So how many cones do our pets have? Dogs, rabbits, and fish have two, which is one less than humans. Cats have the same three as people, while birds have five to seven, so they can see more colors than we can. And reptiles use a combination of visible and infrared light, which means they can see some colors, but they also use heat signatures to determine the shape of living things.
Eyes have another type of photoreceptor called rods. While these don’t detect color and aren’t the point of this article, we find it interesting that these rods help animals see in the dark, since they function with very little light. Mammals like dogs and cats even have more rods in their eyes than humans, so that they can see better than us in the dark. This abundance of rods means that you don’t need to paint your house in fluorescent colors so your pet can see at night. They can already see better than you!
Which Colors They See: Cones and Animals
Since dogs and cats are the most common type of pet, we’ll focus on the colors they can see. Since cats have three cones and dogs only have two, you may think that their visual experience is very different. However, this is not the case.

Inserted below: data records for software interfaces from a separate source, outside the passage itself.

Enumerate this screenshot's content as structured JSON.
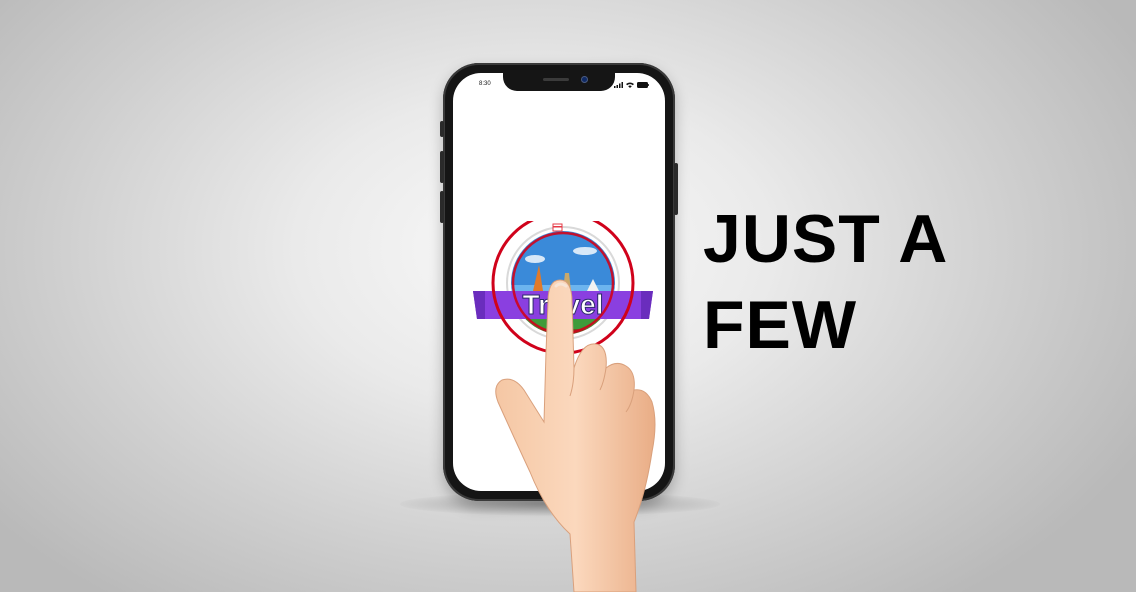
{
  "phone": {
    "status_time": "8:30"
  },
  "app": {
    "logo_text": "Travel",
    "logo_icon": "travel-globe-icon"
  },
  "headline": {
    "line1": "JUST A",
    "line2": "FEW"
  },
  "colors": {
    "logo_ring": "#d0021b",
    "logo_banner": "#8a3fe0",
    "logo_sky": "#3a8ad9",
    "text": "#000000"
  },
  "icons": [
    "signal-icon",
    "wifi-icon",
    "battery-icon",
    "tap-hand-icon",
    "tap-ripple-icon"
  ]
}
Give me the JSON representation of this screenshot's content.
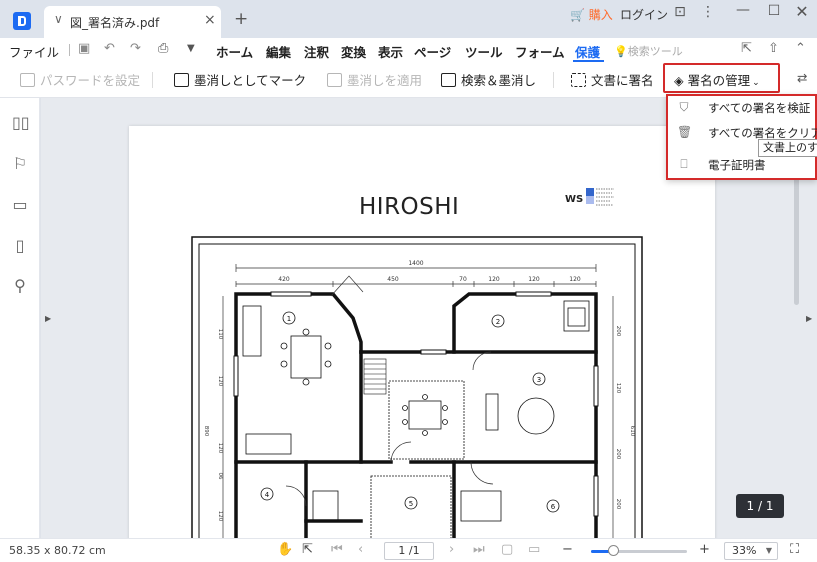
{
  "titlebar": {
    "tab_title": "図_署名済み.pdf",
    "buy_label": "購入",
    "login_label": "ログイン"
  },
  "ribbon": {
    "file_label": "ファイル",
    "menus": [
      "ホーム",
      "編集",
      "注釈",
      "変換",
      "表示",
      "ページ",
      "ツール",
      "フォーム",
      "保護"
    ],
    "active_menu": "保護",
    "search_tool_label": "検索ツール"
  },
  "toolbar": {
    "password_label": "パスワードを設定",
    "mark_redaction_label": "墨消しとしてマーク",
    "apply_redaction_label": "墨消しを適用",
    "search_redact_label": "検索＆墨消し",
    "sign_doc_label": "文書に署名",
    "manage_sig_label": "署名の管理"
  },
  "dropdown": {
    "items": [
      {
        "label": "すべての署名を検証",
        "icon": "shield-check-icon"
      },
      {
        "label": "すべての署名をクリア",
        "icon": "trash-icon"
      },
      {
        "label": "電子証明書",
        "icon": "certificate-icon"
      }
    ],
    "tooltip": "文書上のすべ"
  },
  "document": {
    "title": "HIROSHI",
    "logo_text": "WS",
    "dimensions": {
      "top_total": "1400",
      "top_parts": [
        "420",
        "450",
        "70",
        "120",
        "120",
        "120"
      ],
      "left_parts": [
        "110",
        "120",
        "890",
        "120",
        "06",
        "120"
      ],
      "right_parts": [
        "200",
        "120",
        "610",
        "200",
        "200"
      ]
    },
    "room_numbers": [
      "1",
      "2",
      "3",
      "4",
      "5",
      "6"
    ]
  },
  "status": {
    "dimensions_text": "58.35 x 80.72 cm",
    "page_field": "1 /1",
    "page_badge": "1 / 1",
    "zoom": "33%"
  },
  "colors": {
    "accent": "#1d6bf2",
    "highlight_border": "#d42a2a",
    "buy": "#ff6b2c"
  }
}
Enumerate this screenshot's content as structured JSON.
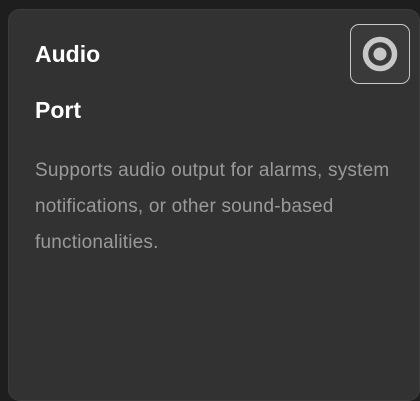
{
  "card": {
    "title_line1": "Audio",
    "title_line2": "Port",
    "description": "Supports audio output for alarms, system notifications, or other sound-based functionalities.",
    "icon": "speaker-target-icon"
  },
  "colors": {
    "background": "#1e1e1e",
    "card": "#323232",
    "title": "#ffffff",
    "description": "#9a9a9a",
    "icon": "#c8c8c8"
  }
}
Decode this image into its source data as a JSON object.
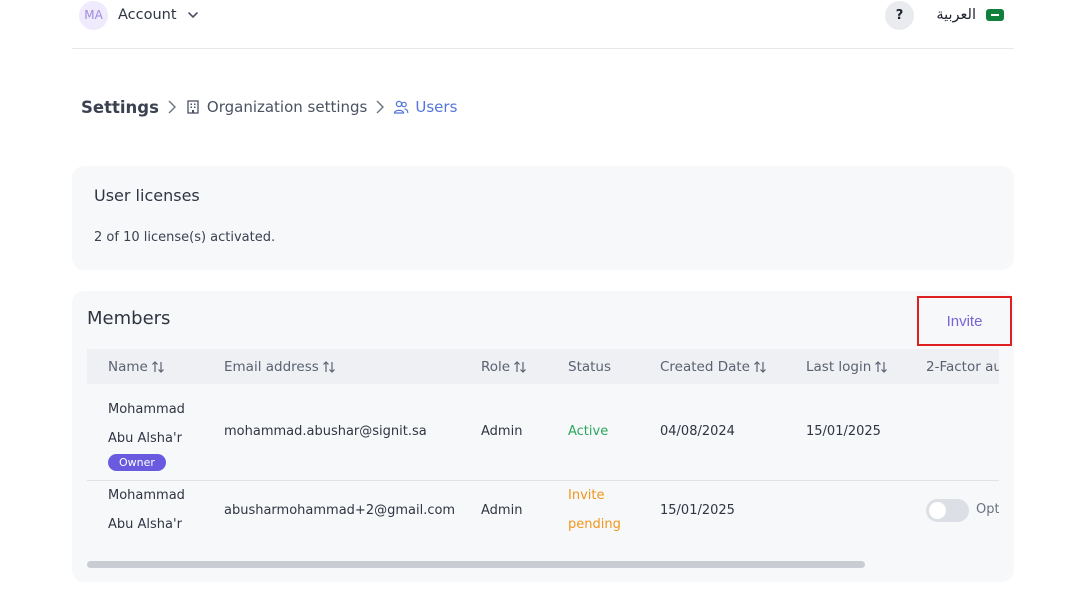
{
  "header": {
    "avatar_initials": "MA",
    "account_label": "Account",
    "help_label": "?",
    "language_label": "العربية"
  },
  "breadcrumb": {
    "settings": "Settings",
    "organization": "Organization settings",
    "users": "Users"
  },
  "licenses": {
    "title": "User licenses",
    "text": "2 of 10 license(s) activated."
  },
  "members": {
    "title": "Members",
    "invite_label": "Invite",
    "columns": {
      "name": "Name",
      "email": "Email address",
      "role": "Role",
      "status": "Status",
      "created": "Created Date",
      "last_login": "Last login",
      "two_factor": "2-Factor au"
    },
    "rows": [
      {
        "first_name": "Mohammad",
        "last_name": "Abu Alsha'r",
        "badge": "Owner",
        "email": "mohammad.abushar@signit.sa",
        "role": "Admin",
        "status": "Active",
        "created": "04/08/2024",
        "last_login": "15/01/2025"
      },
      {
        "first_name": "Mohammad",
        "last_name": "Abu Alsha'r",
        "email": "abusharmohammad+2@gmail.com",
        "role": "Admin",
        "status_line1": "Invite",
        "status_line2": "pending",
        "created": "15/01/2025",
        "two_factor_text": "Opt"
      }
    ]
  },
  "colors": {
    "accent": "#5476d8",
    "invite": "#7a63d6",
    "active": "#2aa85c",
    "pending": "#f0961c",
    "owner_badge": "#6a5ae0",
    "highlight_border": "#e02020"
  }
}
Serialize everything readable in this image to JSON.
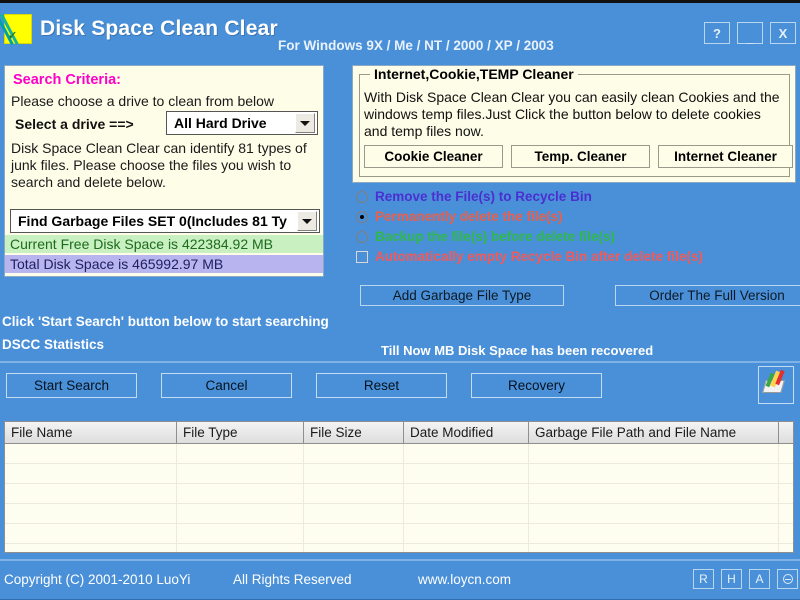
{
  "titlebar": {
    "icon": "app-logo-icon",
    "title": "Disk Space Clean Clear",
    "subtitle": "For Windows 9X / Me / NT / 2000 / XP / 2003",
    "controls": [
      {
        "name": "help-button",
        "label": "?"
      },
      {
        "name": "minimize-button",
        "label": "_"
      },
      {
        "name": "close-button",
        "label": "X"
      }
    ]
  },
  "search_criteria": {
    "heading": "Search Criteria:",
    "instruction": "Please choose a drive to clean from below",
    "drive_label": "Select a drive ==>",
    "drive_value": "All Hard Drive",
    "description": "Disk Space Clean Clear can identify 81 types of junk files. Please choose the files you wish to search and delete below.",
    "set_value": "Find Garbage Files SET 0(Includes 81 Ty",
    "free_space": "Current Free Disk Space is 422384.92 MB",
    "total_space": "Total Disk Space is 465992.97 MB"
  },
  "cleaner_group": {
    "title": "Internet,Cookie,TEMP Cleaner",
    "body": "With Disk Space Clean Clear you can easily clean Cookies and the windows temp files.Just Click the button below to delete cookies and temp files now.",
    "buttons": [
      {
        "name": "cookie-cleaner-button",
        "label": "Cookie Cleaner"
      },
      {
        "name": "temp-cleaner-button",
        "label": "Temp. Cleaner"
      },
      {
        "name": "internet-cleaner-button",
        "label": "Internet Cleaner"
      }
    ]
  },
  "delete_options": [
    {
      "type": "radio",
      "checked": false,
      "label": "Remove the File(s) to Recycle Bin",
      "color": "#4b2fd0"
    },
    {
      "type": "radio",
      "checked": true,
      "label": "Permanently delete the file(s)",
      "color": "#e8604c"
    },
    {
      "type": "radio",
      "checked": false,
      "label": "Backup the file(s) before delete file(s)",
      "color": "#2fb84a"
    },
    {
      "type": "checkbox",
      "checked": false,
      "label": "Automatically empty Recycle Bin after delete file(s)",
      "color": "#f05a5a"
    }
  ],
  "mid_buttons": [
    {
      "name": "add-garbage-file-type-button",
      "label": "Add Garbage File Type"
    },
    {
      "name": "order-full-version-button",
      "label": "Order The Full Version"
    }
  ],
  "status": {
    "line1": "Click 'Start Search' button below to start searching",
    "line2": "DSCC Statistics",
    "line3": "Till Now MB Disk Space has been recovered"
  },
  "actions": [
    {
      "name": "start-search-button",
      "label": "Start Search"
    },
    {
      "name": "cancel-button",
      "label": "Cancel"
    },
    {
      "name": "reset-button",
      "label": "Reset"
    },
    {
      "name": "recovery-button",
      "label": "Recovery"
    }
  ],
  "recovery_tool_icon": "broom-cleanup-icon",
  "table": {
    "columns": [
      "File Name",
      "File Type",
      "File Size",
      "Date Modified",
      "Garbage File Path and File Name",
      ""
    ],
    "rows": []
  },
  "footer": {
    "copyright": "Copyright (C) 2001-2010 LuoYi",
    "rights": "All Rights Reserved",
    "website": "www.loycn.com",
    "buttons": [
      {
        "name": "register-button",
        "label": "R"
      },
      {
        "name": "help-footer-button",
        "label": "H"
      },
      {
        "name": "about-button",
        "label": "A"
      },
      {
        "name": "minimize-tray-button",
        "label": ""
      }
    ]
  },
  "colors": {
    "window_blue": "#4a90d9",
    "panel_cream": "#fdfde8",
    "accent_magenta": "#ff00c8",
    "free_space_bg": "#c8f0c0",
    "total_space_bg": "#b8b4f0"
  }
}
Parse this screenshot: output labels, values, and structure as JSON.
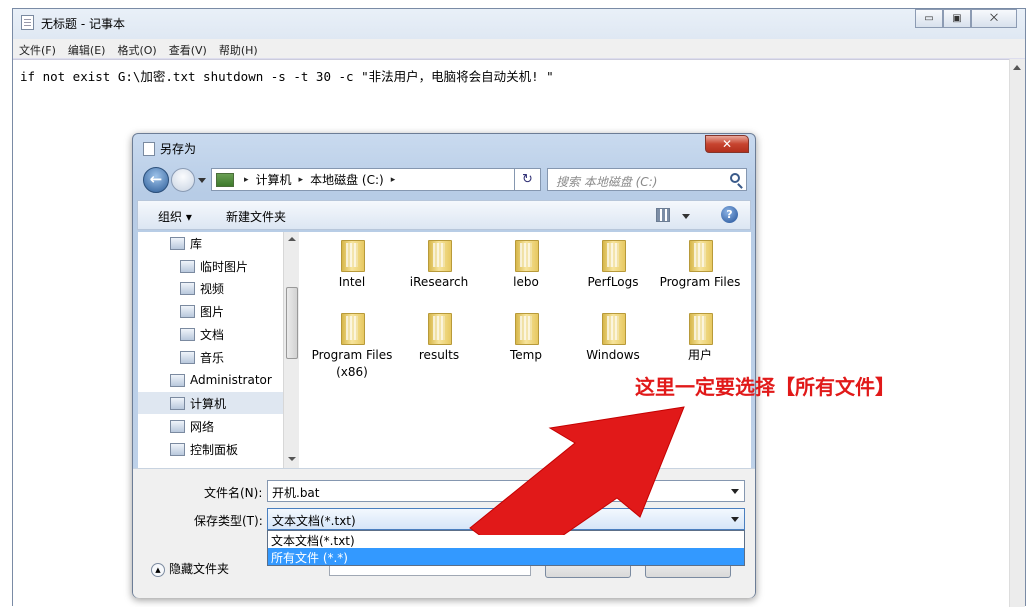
{
  "notepad": {
    "title": "无标题 - 记事本",
    "window_buttons": [
      "▭",
      "▣",
      "⨉"
    ],
    "menu": [
      "文件(F)",
      "编辑(E)",
      "格式(O)",
      "查看(V)",
      "帮助(H)"
    ],
    "content": "if not exist G:\\加密.txt shutdown -s -t 30 -c \"非法用户，电脑将会自动关机! \""
  },
  "dialog": {
    "title": "另存为",
    "close": "✕",
    "nav": {
      "back": "←"
    },
    "address": {
      "parts": [
        "计算机",
        "本地磁盘 (C:)"
      ],
      "sep": "▸",
      "refresh": "↻"
    },
    "search_placeholder": "搜索 本地磁盘 (C:)",
    "toolbar": {
      "organize": "组织 ▾",
      "new_folder": "新建文件夹",
      "help": "?"
    },
    "tree": [
      {
        "label": "库",
        "indent": 0
      },
      {
        "label": "临时图片",
        "indent": 1
      },
      {
        "label": "视频",
        "indent": 1
      },
      {
        "label": "图片",
        "indent": 1
      },
      {
        "label": "文档",
        "indent": 1
      },
      {
        "label": "音乐",
        "indent": 1
      },
      {
        "label": "Administrator",
        "indent": 0
      },
      {
        "label": "计算机",
        "indent": 0,
        "selected": true
      },
      {
        "label": "网络",
        "indent": 0
      },
      {
        "label": "控制面板",
        "indent": 0
      }
    ],
    "files": [
      "Intel",
      "iResearch",
      "lebo",
      "PerfLogs",
      "Program Files",
      "Program Files (x86)",
      "results",
      "Temp",
      "Windows",
      "用户"
    ],
    "filename_label": "文件名(N):",
    "filename_value": "开机.bat",
    "filetype_label": "保存类型(T):",
    "filetype_value": "文本文档(*.txt)",
    "filetype_options": [
      "文本文档(*.txt)",
      "所有文件  (*.*)"
    ],
    "filetype_selected_index": 1,
    "hide_folders": "隐藏文件夹",
    "hide_folders_icon": "▲"
  },
  "annotation": {
    "text": "这里一定要选择【所有文件】",
    "color": "#e11919"
  }
}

Dogs only have the blue and yellow cones in their eyes, so they see similar to red-green colorblind humans. Warm colors like red, orange, and yellow all appear as yellow, and cooler colors like green, blue, and purple appear as either lighter or darker shades of blue. The cones in their eyes are also less concentrated, so they see colors in shades of pastel instead of the brighter, richer colors that we see.
In contrast, cats have the same three cones that we do: blue, yellow, and red. Despite this, cats also see similar to a red-green colorblind human. They can see blues and greens, but reds and pinks also appear green, while purples appear blue. The cones in their eyes are also less concentrated, just like dogs, so they see in pastels, rather than the vibrant shades humans appreciate.
Both cats and dogs can see a variety of shades in gray, possibly more than we do, because their eyes are more rod-dependent. Having rod-dependent eyes also means that they see better at night, as we mentioned above.
How Animals Are Affected: Colors and Behaviors
So, cats and dogs can both see gray, blue, and yellow, with cats picking up a little more green. They both see these colors in pastel shades. But do these pastel colors affect their behavior? If so, which colors impact which behaviors?
The answer to the first question is an easy yes. Colors affect behavior in pets just as they do in people, even though they see less than we do. Humans find warmer colors like reds, oranges, and yellows to be stimulating, while cooler colors like blues, greens, and purples are more calming.
We can answer the second question based on that information. Our pets are stimulated by yellow and calmed by blue, since those are the only warm and cool colors they can see. Cats can perceive some green, which is considered calming as a cool color. Both animals see a variety of gray shades, and although humans often associate gray with depression and loss, it has a neutral effect on animals since it’s so common to them.
Now that you know that animals can see color and how different colors affect different animals, you can choose paint in colors that are beneficial to your pet. Where in your home do you and your pet need to be stimulated? Consider painting those rooms in warmer colors. Where do you both need to be relaxed and calm? Paint those rooms in cooler colors.
No matter what paint color you choose, make sure that the paint itself is suitable to have around your pets during the application and drying process. Our pet-friendly paints are water-based, without the harsh chemicals found in conventional paints. Despite those lack of harsh chemicals, they’re still incredibly durable, which is great for the active pets in your household.
And if you’re not painting yet and you’re just interested in how color theory affects animals, that’s okay, too! You can use these principles for simple purchases. Add a yellow cat tree to your living room for stimulating climbing play. Get a blue dog dish and splash pad for your kitchen for calm mealtimes. However you choose to incorporate color theory, do so in a way that benefits both you and your furry friend.